**Goal of the exercise**
What you return should match the data exactly, from the first line to the last.

————

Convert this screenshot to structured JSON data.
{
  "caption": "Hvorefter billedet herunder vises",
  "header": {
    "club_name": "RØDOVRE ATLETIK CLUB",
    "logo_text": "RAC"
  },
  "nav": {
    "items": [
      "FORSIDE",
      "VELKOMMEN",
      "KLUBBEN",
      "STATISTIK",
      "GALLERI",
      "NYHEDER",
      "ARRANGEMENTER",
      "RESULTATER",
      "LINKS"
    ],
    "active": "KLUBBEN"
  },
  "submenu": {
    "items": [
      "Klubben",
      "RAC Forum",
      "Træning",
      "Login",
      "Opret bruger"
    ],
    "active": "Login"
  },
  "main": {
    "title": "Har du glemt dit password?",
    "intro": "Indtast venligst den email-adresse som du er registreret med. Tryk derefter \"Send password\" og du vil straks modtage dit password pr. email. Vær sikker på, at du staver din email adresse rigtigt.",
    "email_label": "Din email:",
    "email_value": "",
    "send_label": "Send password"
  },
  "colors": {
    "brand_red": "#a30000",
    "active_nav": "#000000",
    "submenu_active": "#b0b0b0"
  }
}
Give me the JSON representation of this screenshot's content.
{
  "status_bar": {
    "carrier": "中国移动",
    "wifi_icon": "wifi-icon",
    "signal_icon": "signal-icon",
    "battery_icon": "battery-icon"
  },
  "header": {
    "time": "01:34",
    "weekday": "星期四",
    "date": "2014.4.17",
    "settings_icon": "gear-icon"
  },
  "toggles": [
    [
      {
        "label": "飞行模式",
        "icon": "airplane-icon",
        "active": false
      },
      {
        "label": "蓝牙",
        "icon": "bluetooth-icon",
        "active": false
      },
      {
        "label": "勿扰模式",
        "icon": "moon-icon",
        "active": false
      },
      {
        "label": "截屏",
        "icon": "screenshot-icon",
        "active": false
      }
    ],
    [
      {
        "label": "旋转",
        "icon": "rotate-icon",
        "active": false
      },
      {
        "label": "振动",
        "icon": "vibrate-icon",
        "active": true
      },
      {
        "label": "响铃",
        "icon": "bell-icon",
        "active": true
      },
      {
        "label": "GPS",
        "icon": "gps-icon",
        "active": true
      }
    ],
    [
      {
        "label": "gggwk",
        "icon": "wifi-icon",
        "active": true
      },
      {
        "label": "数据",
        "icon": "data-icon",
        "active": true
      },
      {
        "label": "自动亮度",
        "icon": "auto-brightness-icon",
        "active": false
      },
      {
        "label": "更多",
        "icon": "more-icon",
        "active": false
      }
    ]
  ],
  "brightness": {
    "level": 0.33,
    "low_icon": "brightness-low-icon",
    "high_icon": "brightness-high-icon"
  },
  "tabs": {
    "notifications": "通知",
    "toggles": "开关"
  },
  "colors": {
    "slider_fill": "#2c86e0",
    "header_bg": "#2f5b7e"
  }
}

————

**Answer to the problem**
Convert this screenshot to structured JSON data.
{
  "caption": "Hvorefter billedet herunder vises",
  "header": {
    "club_name": "RØDOVRE ATLETIK CLUB",
    "logo_text": "RAC"
  },
  "nav": {
    "items": [
      "FORSIDE",
      "VELKOMMEN",
      "KLUBBEN",
      "STATISTIK",
      "GALLERI",
      "NYHEDER",
      "ARRANGEMENTER",
      "RESULTATER",
      "LINKS"
    ],
    "active": "KLUBBEN"
  },
  "submenu": {
    "items": [
      "Klubben",
      "RAC Forum",
      "Træning",
      "Login",
      "Opret bruger"
    ],
    "active": "Login"
  },
  "main": {
    "title": "Har du glemt dit password?",
    "intro": "Indtast venligst den email-adresse som du er registreret med. Tryk derefter \"Send password\" og du vil straks modtage dit password pr. email. Vær sikker på, at du staver din email adresse rigtigt.",
    "email_label": "Din email:",
    "email_value": "",
    "send_label": "Send password"
  },
  "colors": {
    "brand_red": "#a30000",
    "active_nav": "#000000",
    "submenu_active": "#b0b0b0"
  }
}
Give me the JSON representation of this screenshot's content.
{
  "status_bar": {
    "carrier": "中国移动",
    "wifi_icon": "wifi-icon",
    "signal_icon": "signal-icon",
    "battery_icon": "battery-icon"
  },
  "header": {
    "time": "01:34",
    "weekday": "星期四",
    "date": "2014.4.17",
    "settings_icon": "gear-icon"
  },
  "toggles": [
    [
      {
        "label": "飞行模式",
        "icon": "airplane-icon",
        "active": false
      },
      {
        "label": "蓝牙",
        "icon": "bluetooth-icon",
        "active": false
      },
      {
        "label": "勿扰模式",
        "icon": "moon-icon",
        "active": false
      },
      {
        "label": "截屏",
        "icon": "screenshot-icon",
        "active": false
      }
    ],
    [
      {
        "label": "旋转",
        "icon": "rotate-icon",
        "active": false
      },
      {
        "label": "振动",
        "icon": "vibrate-icon",
        "active": true
      },
      {
        "label": "响铃",
        "icon": "bell-icon",
        "active": true
      },
      {
        "label": "GPS",
        "icon": "gps-icon",
        "active": true
      }
    ],
    [
      {
        "label": "gggwk",
        "icon": "wifi-icon",
        "active": true
      },
      {
        "label": "数据",
        "icon": "data-icon",
        "active": true
      },
      {
        "label": "自动亮度",
        "icon": "auto-brightness-icon",
        "active": false
      },
      {
        "label": "更多",
        "icon": "more-icon",
        "active": false
      }
    ]
  ],
  "brightness": {
    "level": 0.33,
    "low_icon": "brightness-low-icon",
    "high_icon": "brightness-high-icon"
  },
  "tabs": {
    "notifications": "通知",
    "toggles": "开关"
  },
  "colors": {
    "slider_fill": "#2c86e0",
    "header_bg": "#2f5b7e"
  }
}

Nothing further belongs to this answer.